Ultimate Guide to Nutrition Basics: Fitting in Fun Foods
The best thing about flexible dieting is that you can eat whatever you want.
You’re not tied to strict rules and regulations as you would be with a typical bodybuilding style diet, and there’s no need to exclude things like dairy, grains, fruit and beans.
You don’t even need to completely stop eating junk foods.
Unfortunately though, this has given flexible dieting (also known as IIFYM or If It Fits Your Macros) a bit of a bad rap, as people tend to hear.
“This is the diet where you can eat absolutely whatever the heck you like and get shredded.”
That is definitely not the case.
While there’s certainly room for all your favourite foods – whether that’s cakes and pastries, sweets and candy bars, burgers, hot dogs or chips – you can’t eat them in unlimited quantities.
They need to fit your macros.
Not just that, but the majority of your diet still needs to be “healthy.”
The 80:20 Rule
I love the 80:20 rule.
What it means is that 80% of your nutrition should come from whole-some, healthy foods, while 20% can come from junk foods, or those that some might deem “questionable” even if they’re not all-out nutrient-deficient, sugar-laden, trans fat-filled goodies.
Here’s how I’ll set this up…
Method #1 – The Daily “Treats”
If I have a client who’s pretty good with managing moderation, and is on a higher number of calories, I’ll get them to eat a little bit of fun food every day, while adhering to the 80:20 rule.
If, for instance their calorie intake was set at 2,500, that would mean that 500 of these could come from foods you’d usually consider unhealthy.
They don’t HAVE to eat all those 500 calories from Pop Tarts, Twixes and bagels though – they could, if they wished, get all their calories (or 90% plus) from more whole-foods, fruits and veggies, lean meats and so on.
Method #2 – The Weekly 20%
Plenty of bodybuilders are used to incorporating cheat meals or cheat days into their plan.
While this idea is all well and good in practice, it falls down in the real world, and can seriously derail your progress in shedding fat.
One day (and sometimes even one meal) can blunt or even reverse fat loss and weight loss for a whole week if you eat enough calories.

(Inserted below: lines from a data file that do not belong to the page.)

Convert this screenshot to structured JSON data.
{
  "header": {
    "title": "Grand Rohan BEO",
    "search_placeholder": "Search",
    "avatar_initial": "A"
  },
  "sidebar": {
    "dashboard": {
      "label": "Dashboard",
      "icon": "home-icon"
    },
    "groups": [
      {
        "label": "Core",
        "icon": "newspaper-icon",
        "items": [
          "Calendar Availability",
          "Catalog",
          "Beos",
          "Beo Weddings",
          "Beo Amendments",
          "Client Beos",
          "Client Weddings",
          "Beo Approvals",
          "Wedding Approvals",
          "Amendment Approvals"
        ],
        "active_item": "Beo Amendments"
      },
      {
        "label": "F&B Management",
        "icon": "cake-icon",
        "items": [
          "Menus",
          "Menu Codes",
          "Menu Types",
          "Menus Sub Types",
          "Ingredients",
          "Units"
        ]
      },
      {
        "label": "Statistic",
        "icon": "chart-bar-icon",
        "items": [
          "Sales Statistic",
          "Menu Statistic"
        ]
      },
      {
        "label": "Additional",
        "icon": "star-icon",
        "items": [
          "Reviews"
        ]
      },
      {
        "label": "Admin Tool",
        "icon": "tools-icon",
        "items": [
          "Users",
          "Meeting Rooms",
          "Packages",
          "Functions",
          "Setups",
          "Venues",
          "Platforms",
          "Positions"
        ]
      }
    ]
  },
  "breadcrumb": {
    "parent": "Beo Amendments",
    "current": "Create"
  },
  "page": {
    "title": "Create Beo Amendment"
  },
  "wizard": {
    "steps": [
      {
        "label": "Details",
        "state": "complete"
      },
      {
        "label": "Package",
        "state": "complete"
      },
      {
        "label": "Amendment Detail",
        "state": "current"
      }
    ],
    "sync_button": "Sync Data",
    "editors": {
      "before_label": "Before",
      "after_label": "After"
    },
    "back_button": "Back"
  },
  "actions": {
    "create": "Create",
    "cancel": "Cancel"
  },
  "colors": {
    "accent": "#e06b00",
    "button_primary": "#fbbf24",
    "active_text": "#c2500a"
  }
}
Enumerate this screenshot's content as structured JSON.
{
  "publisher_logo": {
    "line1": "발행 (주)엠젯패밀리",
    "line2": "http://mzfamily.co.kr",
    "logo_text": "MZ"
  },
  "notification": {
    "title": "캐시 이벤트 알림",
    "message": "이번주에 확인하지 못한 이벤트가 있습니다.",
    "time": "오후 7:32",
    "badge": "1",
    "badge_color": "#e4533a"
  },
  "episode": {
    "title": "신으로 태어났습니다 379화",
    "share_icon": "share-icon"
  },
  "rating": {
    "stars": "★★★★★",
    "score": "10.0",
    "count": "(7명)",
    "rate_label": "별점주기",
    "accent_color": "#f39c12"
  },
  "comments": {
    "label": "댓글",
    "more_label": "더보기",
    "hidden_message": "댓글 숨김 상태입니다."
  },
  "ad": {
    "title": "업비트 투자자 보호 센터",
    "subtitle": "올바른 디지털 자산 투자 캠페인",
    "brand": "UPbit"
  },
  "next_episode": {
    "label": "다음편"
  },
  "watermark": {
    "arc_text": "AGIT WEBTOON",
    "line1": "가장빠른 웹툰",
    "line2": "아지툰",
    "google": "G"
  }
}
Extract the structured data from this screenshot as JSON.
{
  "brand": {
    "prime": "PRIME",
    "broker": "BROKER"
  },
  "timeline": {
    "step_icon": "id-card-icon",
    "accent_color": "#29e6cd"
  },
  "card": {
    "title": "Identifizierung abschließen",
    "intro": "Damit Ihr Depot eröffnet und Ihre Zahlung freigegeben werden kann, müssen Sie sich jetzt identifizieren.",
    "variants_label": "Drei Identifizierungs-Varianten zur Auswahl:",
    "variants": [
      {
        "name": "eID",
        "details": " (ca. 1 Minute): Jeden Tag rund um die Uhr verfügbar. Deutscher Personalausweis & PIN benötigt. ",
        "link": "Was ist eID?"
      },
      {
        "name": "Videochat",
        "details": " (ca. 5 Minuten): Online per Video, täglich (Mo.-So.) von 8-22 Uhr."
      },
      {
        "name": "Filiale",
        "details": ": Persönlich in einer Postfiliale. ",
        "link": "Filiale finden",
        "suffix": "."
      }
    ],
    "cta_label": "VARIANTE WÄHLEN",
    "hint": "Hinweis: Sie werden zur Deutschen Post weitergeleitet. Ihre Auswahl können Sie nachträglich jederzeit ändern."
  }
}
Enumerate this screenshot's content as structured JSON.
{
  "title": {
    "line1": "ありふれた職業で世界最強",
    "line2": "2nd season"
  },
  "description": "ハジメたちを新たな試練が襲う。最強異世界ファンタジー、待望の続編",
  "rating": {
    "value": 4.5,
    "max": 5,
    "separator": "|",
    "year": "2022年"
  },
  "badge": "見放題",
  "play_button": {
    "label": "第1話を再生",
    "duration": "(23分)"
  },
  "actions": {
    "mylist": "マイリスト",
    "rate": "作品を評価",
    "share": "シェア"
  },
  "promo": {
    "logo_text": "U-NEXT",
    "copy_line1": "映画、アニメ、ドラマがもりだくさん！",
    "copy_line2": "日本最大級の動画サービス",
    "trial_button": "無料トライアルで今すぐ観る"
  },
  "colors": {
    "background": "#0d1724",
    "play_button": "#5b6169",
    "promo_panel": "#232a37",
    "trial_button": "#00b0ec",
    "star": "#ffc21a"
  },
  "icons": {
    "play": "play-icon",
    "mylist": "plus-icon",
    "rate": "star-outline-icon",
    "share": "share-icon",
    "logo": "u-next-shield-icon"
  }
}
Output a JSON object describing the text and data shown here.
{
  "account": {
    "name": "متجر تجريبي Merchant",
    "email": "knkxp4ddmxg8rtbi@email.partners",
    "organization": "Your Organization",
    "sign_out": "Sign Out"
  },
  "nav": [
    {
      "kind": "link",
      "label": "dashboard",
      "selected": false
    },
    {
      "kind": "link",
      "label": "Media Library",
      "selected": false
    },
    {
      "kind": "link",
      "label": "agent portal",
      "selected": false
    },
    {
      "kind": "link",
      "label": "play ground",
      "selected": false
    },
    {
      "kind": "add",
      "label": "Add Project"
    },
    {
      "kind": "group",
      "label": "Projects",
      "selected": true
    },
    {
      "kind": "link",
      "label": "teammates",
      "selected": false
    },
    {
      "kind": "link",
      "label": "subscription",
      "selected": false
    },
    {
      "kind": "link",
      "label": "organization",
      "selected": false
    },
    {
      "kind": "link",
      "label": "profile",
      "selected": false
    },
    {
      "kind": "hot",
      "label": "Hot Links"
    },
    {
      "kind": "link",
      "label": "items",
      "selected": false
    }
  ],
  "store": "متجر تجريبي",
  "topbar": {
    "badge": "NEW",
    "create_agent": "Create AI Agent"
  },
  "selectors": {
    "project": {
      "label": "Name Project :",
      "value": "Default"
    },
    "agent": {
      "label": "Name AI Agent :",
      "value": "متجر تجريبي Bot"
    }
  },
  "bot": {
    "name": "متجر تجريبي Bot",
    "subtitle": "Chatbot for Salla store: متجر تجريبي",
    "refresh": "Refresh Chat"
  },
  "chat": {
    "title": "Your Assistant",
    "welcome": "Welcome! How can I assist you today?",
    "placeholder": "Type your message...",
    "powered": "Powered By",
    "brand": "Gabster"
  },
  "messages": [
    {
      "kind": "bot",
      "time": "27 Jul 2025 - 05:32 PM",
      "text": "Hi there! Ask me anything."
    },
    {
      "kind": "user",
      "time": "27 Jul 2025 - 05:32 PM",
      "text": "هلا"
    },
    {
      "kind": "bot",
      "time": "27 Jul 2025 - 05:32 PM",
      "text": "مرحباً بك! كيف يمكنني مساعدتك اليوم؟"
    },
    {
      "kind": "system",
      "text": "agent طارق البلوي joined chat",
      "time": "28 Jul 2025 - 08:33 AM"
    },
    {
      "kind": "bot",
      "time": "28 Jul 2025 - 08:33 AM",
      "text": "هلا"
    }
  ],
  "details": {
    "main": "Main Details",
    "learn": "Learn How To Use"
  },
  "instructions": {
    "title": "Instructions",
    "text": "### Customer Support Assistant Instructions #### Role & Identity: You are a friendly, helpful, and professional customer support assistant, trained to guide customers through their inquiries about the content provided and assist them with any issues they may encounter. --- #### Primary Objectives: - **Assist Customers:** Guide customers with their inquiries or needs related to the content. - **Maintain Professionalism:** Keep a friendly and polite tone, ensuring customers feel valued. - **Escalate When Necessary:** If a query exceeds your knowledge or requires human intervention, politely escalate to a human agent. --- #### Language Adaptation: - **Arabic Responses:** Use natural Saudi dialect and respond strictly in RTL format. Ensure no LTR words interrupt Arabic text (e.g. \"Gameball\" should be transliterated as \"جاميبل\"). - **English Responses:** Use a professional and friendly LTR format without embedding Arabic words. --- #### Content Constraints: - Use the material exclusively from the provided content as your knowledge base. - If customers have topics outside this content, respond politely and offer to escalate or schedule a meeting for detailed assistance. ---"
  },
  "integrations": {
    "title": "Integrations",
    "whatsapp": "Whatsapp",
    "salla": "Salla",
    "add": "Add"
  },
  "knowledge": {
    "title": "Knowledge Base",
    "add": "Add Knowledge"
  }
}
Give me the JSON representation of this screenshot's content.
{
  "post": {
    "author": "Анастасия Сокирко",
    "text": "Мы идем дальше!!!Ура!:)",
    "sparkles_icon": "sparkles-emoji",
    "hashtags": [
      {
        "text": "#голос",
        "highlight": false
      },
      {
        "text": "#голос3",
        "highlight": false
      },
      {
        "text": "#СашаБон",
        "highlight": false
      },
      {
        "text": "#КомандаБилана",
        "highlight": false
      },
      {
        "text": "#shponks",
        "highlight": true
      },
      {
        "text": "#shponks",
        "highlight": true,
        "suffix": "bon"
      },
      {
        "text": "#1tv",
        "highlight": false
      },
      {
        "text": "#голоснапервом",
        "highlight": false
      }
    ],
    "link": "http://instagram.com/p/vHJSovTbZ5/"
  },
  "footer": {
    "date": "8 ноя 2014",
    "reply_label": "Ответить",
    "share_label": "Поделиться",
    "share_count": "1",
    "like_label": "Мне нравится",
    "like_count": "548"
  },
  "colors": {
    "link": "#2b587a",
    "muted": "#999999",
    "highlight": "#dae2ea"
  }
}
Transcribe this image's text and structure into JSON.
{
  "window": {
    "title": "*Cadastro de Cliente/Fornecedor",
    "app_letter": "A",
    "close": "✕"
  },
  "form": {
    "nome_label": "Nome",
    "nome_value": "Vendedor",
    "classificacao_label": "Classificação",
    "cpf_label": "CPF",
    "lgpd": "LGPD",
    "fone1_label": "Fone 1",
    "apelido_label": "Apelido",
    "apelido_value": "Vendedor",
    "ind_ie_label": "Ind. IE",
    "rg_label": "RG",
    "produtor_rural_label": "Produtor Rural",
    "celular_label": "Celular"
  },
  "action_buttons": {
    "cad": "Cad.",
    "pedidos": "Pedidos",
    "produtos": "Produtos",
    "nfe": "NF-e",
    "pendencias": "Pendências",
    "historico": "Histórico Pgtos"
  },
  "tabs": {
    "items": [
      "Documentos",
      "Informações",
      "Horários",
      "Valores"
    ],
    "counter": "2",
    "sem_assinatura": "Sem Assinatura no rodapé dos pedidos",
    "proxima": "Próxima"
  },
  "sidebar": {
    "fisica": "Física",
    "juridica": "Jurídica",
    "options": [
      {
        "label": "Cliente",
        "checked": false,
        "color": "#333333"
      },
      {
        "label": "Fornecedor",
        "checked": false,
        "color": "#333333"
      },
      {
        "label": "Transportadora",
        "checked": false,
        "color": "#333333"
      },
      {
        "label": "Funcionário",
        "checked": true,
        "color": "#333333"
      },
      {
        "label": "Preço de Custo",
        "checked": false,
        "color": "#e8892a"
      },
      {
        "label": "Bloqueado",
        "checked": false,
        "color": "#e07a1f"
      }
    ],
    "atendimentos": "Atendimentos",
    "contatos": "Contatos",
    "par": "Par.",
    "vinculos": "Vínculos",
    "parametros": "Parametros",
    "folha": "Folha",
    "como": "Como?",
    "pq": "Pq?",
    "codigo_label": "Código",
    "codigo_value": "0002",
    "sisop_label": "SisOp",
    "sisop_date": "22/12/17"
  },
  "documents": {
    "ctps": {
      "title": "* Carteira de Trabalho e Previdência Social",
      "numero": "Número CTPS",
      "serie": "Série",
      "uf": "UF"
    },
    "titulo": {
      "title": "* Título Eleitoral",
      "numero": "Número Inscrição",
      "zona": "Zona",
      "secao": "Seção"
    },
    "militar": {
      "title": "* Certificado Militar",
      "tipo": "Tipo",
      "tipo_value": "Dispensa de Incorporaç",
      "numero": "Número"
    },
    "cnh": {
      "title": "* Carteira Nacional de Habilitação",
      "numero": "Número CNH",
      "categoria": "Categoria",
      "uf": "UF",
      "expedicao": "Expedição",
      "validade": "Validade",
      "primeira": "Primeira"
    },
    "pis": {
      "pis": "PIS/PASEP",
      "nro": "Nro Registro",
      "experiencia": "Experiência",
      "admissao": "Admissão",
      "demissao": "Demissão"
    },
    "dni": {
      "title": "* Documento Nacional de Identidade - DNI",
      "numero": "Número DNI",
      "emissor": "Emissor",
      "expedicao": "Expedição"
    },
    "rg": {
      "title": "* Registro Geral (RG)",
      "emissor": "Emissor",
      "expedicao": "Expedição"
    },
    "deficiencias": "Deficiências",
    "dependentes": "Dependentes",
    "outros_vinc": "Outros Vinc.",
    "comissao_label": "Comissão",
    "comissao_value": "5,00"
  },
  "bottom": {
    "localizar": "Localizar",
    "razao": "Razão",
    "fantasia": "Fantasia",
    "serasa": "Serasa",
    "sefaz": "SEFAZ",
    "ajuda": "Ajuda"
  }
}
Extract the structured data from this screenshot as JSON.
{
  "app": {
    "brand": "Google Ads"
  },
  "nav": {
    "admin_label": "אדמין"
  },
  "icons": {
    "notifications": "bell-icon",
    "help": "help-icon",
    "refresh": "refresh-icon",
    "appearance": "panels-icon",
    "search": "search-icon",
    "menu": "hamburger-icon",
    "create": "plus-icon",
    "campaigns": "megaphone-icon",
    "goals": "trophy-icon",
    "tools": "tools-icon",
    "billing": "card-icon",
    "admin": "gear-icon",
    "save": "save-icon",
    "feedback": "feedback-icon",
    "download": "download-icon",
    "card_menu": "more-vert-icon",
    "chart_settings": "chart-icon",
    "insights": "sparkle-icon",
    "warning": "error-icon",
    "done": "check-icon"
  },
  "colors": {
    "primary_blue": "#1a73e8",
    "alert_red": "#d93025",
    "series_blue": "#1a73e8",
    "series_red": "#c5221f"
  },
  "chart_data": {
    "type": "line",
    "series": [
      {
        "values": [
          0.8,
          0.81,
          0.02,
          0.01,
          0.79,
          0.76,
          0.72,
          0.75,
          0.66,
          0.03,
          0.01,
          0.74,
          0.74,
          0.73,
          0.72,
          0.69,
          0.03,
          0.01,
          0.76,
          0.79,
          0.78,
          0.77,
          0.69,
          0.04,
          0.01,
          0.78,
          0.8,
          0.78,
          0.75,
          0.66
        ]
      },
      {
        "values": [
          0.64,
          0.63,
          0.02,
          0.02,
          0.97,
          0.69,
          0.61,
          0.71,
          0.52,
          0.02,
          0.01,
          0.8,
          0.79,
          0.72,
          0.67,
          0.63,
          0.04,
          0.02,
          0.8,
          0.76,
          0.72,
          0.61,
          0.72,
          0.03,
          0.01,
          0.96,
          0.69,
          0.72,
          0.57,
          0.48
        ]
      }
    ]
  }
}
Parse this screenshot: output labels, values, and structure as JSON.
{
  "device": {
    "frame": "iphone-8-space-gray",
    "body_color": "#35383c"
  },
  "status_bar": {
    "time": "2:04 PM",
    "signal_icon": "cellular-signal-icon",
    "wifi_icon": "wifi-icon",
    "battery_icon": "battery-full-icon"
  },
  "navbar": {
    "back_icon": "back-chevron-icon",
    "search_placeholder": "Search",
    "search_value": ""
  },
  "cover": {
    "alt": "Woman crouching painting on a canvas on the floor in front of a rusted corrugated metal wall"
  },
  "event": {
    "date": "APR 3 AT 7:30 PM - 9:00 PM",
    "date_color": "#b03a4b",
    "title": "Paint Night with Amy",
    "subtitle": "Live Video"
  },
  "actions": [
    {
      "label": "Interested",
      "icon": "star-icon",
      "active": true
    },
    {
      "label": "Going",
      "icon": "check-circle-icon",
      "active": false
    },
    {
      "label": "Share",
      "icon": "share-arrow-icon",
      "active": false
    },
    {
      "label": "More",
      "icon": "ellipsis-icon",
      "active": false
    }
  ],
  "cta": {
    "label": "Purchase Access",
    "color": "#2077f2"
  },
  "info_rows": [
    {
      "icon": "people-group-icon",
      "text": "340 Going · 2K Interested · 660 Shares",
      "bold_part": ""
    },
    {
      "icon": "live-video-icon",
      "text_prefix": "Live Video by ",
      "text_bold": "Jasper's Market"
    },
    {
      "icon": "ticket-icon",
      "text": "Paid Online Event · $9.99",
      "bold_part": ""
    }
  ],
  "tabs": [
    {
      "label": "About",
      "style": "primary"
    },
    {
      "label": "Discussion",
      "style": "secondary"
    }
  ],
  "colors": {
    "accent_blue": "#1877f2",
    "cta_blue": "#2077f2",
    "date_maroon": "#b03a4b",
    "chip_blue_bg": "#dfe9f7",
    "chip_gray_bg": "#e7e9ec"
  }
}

And trust me, in my time in the trenches, I’ve seen plenty of athletes and competitors put down 5,000 calories or more in one meal, which completely cancels out their weekly deficit.
Then they wonder why they’re not making progress!
These guys and girls are so used to “eating clean” with one big blowout day that I approach things slightly differently.
What we’ll do is hit their macros with almost solely “healthy” or “clean” foods for 6 days of the week, then on the seventh day, I’ll still have them get their targeted amount of protein, but the rest of their calories can come from whatever they like.
That could mean they get 1,200 calories from Reese’s cups and Frosties, or Coke and cheesecake.
I’m not as much a fan of this option as I am of the first method, but if it means you’re still hitting your protein and calories and avoiding that all-out binge, it’s not a bad way to go about things.
Defining Your Budget
I look at junk food intake like I do a budget.
If you earned $25,000 per year, you wouldn’t go out and buy a $20,000 car.
Even though you could just about afford it, the sacrifices you’d have to make in the rest of your life would be so severe, the car wouldn’t be worth it.
What about if you earned $200,000 per year though?
Suddenly that $20,000 car isn’t so much of a struggle to afford.
The same goes for junk food calories.
When you’re bulking, your calorie intake may be up as high as 4,000-5,000, so getting 1,000 calories in a pint of Ben and Jerry’s still leaves you loads of calories to get your lean meats, fruits and vegetables and fibre in.
If you’re only on 1,500 calories though, it’s going to be pretty much impossible to still hit your protein and get adequate fibre from the 500 calories you have left once that B&J has been demolished.
Not only that, but you’ll be pretty damn hungry!
That’s why many dieters actually scrap the 80:20 rule, and go with 90%+ “clean foods” instead, as this is much more satiating and filling.
Striking the Balance
Calories and macros are always going to be the most important factor in any diet, no matter what your goals are.
But that doesn’t mean that’s all you need to worry about.
When starting flexible dieting it can be very tempting to try and fill your calories with as much junk food as you can, but this won’t provide the best results.
A lack of nutrient-dense foods will leave you feeling run down and lethargic.
Not getting enough fibre means you’ll be much hungrier, and will probably slow down fat loss too, as fibre is highly thermogenic, meaning it burns more calories through digesting than sugary and refined carbs.
Could you hit your macros getting your protein from Quest bars and protein shakes, your fat from pork scratchings and sunflower oil, and your carbs from Haribo and white bread?
But why would you want to.
If in doubt, think “JERF.”
Just Eat Real Food.
Make that your mantra for hitting 80-90% of your macros, and have some fun with the other 10-20%.